    Personally I’m against battery EMUs as it would be cheaper and more flexible to do what every other rail-centric city on the planet does and have a fleet of modern outer-urban DMUs to extend services beyond the core electrified network. In Auckland’s case to Helensville, Waiuku and Te Kauwhata and beyond.

    1. It was mentioned that to get to Huapai it would need modifications to the EMUs to allow them through the tunnel, specifically to allow egress via the front window of the cab. As a comparison, services south of Pukekohe don’t need any modifications and so are more likely to happen. As for diesels, AT have said many times they only want a single fleet for easier and cheaper maintenance, something you’ve support when Kiwirail doing to de-electrify the NIMT.

  11. 2.6 billion, a big number but why does it sound just so unconvincing? Maybe its the 10 years or as others have said its still moar roads with what looks like a PT wash thrown in to fool some of the voters.
    Sorry Simon but your time is up, that EW link 1.9 BCR lie has caught up on you. You could have achieved so much as Transport Minister, PT in Auckland is crying out for investment, people want and use it, instead you fawned to that bufoon Browlee’s opinion that nobody wants PT especially rail. You listened only to the tarmackers, approved silly roading schemes while ignoring low cost and simple to implement measures to reduce congestion.
    Shame on you, too little too late you now promise

  12. I am a little underwhelm with labour transport policy. I would have thought NW busway would have snuck in.
    With petrol taxes and bonds perhaps it makes for more sustainable long term development. But I would to see more details about those things

    1. Looks like they are going for the NW light rail option so why bother with an NW busway as either option will take a few years and similar $ to complete.
      Of more immediate use to help ease NW commuter traffic would have been a sorting out of the Waitakere tunnel and doing something with BEMUs to extend rail to Huapai

      1. And far better than that would be a temporary station at Te Atatu and Lincoln Roads to get a busway service started in the meantime.

        1. Looks like a good idea, bus stations with P&R, K&R, done in a few months.
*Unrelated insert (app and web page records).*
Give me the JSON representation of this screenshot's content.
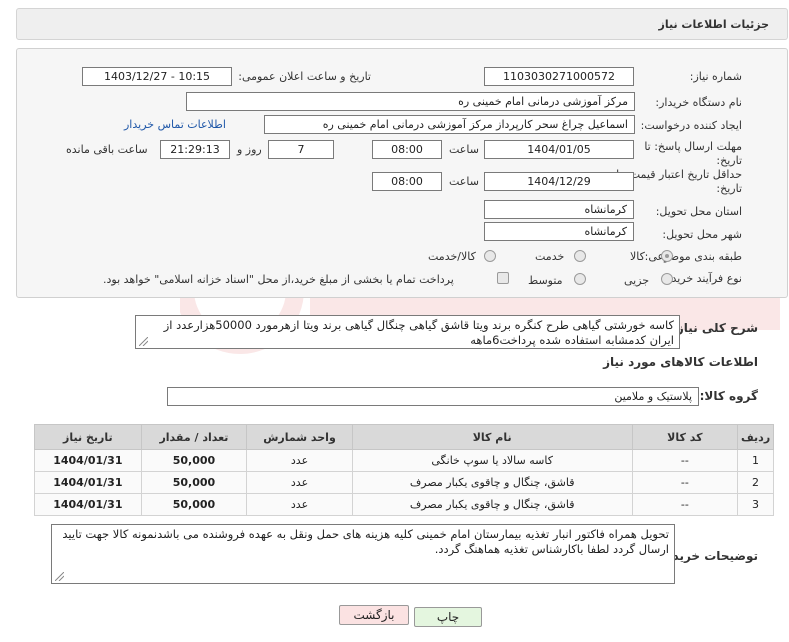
{
  "header": {
    "title": "جزئیات اطلاعات نیاز"
  },
  "form": {
    "need_number_label": "شماره نیاز:",
    "need_number": "1103030271000572",
    "announce_label": "تاریخ و ساعت اعلان عمومی:",
    "announce_value": "1403/12/27 - 10:15",
    "buyer_org_label": "نام دستگاه خریدار:",
    "buyer_org": "مرکز آموزشی درمانی امام خمینی ره",
    "requester_label": "ایجاد کننده درخواست:",
    "requester": "اسماعیل چراغ سحر کارپرداز مرکز آموزشی درمانی امام خمینی ره",
    "contact_link": "اطلاعات تماس خریدار",
    "deadline_label_1": "مهلت ارسال پاسخ: تا",
    "deadline_label_2": "تاریخ:",
    "deadline_date": "1404/01/05",
    "time_label": "ساعت",
    "deadline_time": "08:00",
    "days_value": "7",
    "days_label": "روز و",
    "remaining_time": "21:29:13",
    "remaining_label": "ساعت باقی مانده",
    "validity_label_1": "حداقل تاریخ اعتبار قیمت: تا",
    "validity_label_2": "تاریخ:",
    "validity_date": "1404/12/29",
    "validity_time": "08:00",
    "province_label": "استان محل تحویل:",
    "province": "کرمانشاه",
    "city_label": "شهر محل تحویل:",
    "city": "کرمانشاه",
    "category_label": "طبقه بندی موضوعی:",
    "category_options": [
      "کالا",
      "خدمت",
      "کالا/خدمت"
    ],
    "process_label": "نوع فرآیند خرید :",
    "process_options": [
      "جزیی",
      "متوسط"
    ],
    "payment_note": "پرداخت تمام یا بخشی از مبلغ خرید،از محل \"اسناد خزانه اسلامی\" خواهد بود."
  },
  "description": {
    "label": "شرح کلی نیاز:",
    "text": "کاسه خورشتی گیاهی طرح کنگره برند ویتا قاشق گیاهی چنگال گیاهی برند ویتا ازهرمورد 50000هزارعدد از ایران کدمشابه استفاده شده پرداخت6ماهه"
  },
  "goods": {
    "section_title": "اطلاعات کالاهای مورد نیاز",
    "group_label": "گروه کالا:",
    "group_value": "پلاستیک و ملامین",
    "columns": [
      "ردیف",
      "کد کالا",
      "نام کالا",
      "واحد شمارش",
      "تعداد / مقدار",
      "تاریخ نیاز"
    ],
    "rows": [
      {
        "row": "1",
        "code": "--",
        "name": "کاسه سالاد یا سوپ خانگی",
        "unit": "عدد",
        "qty": "50,000",
        "date": "1404/01/31"
      },
      {
        "row": "2",
        "code": "--",
        "name": "قاشق، چنگال و چاقوی یکبار مصرف",
        "unit": "عدد",
        "qty": "50,000",
        "date": "1404/01/31"
      },
      {
        "row": "3",
        "code": "--",
        "name": "قاشق، چنگال و چاقوی یکبار مصرف",
        "unit": "عدد",
        "qty": "50,000",
        "date": "1404/01/31"
      }
    ]
  },
  "notes": {
    "label": "توضیحات خریدار:",
    "text": "تحویل همراه فاکتور انبار تغذیه بیمارستان امام خمینی کلیه هزینه های حمل ونقل به عهده فروشنده می باشدنمونه کالا جهت تایید ارسال گردد لطفا باکارشناس تغذیه هماهنگ گردد."
  },
  "buttons": {
    "print": "چاپ",
    "back": "بازگشت"
  },
  "colors": {
    "accent_link": "#1f57a8",
    "print_bg": "#e4f6df",
    "back_bg": "#fbe2e2"
  }
}
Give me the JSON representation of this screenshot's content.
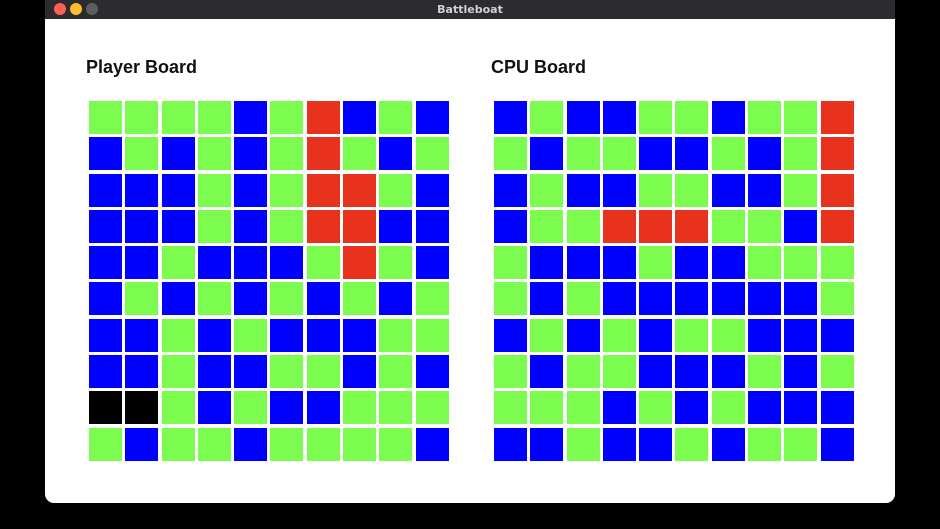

I just wish there was some way to get even a single dedicated bus lane from Lincoln Rd to TeAtatu to somewhere nearer city.

        2. In the very short term, even just a simple bus stop at the Te Atatu and Lincoln Rd on ramps. The bus could exit the motorway and enter again at simply stop on the on ramp near the intersection.

  13. “Is it now worth it for AT to use the money to just buy more normal trains in advance of the CRL, a quick calculation suggests they could get an additional 6 units for that price but then it wouldn’t allow for extension of services to Pokeno etc.” as well as Pokeno couldn’t they run trains huapai and hellinsville’s way much of the infrastructure is in place and only needs an update and you could see rail services running to a district that is and will be rich in growth over the next 20 years

  14. All I will say is well done Labour. A next generation prime ministerial candidate with a next generation bold solution for Auckland’s future.

Leave a Reply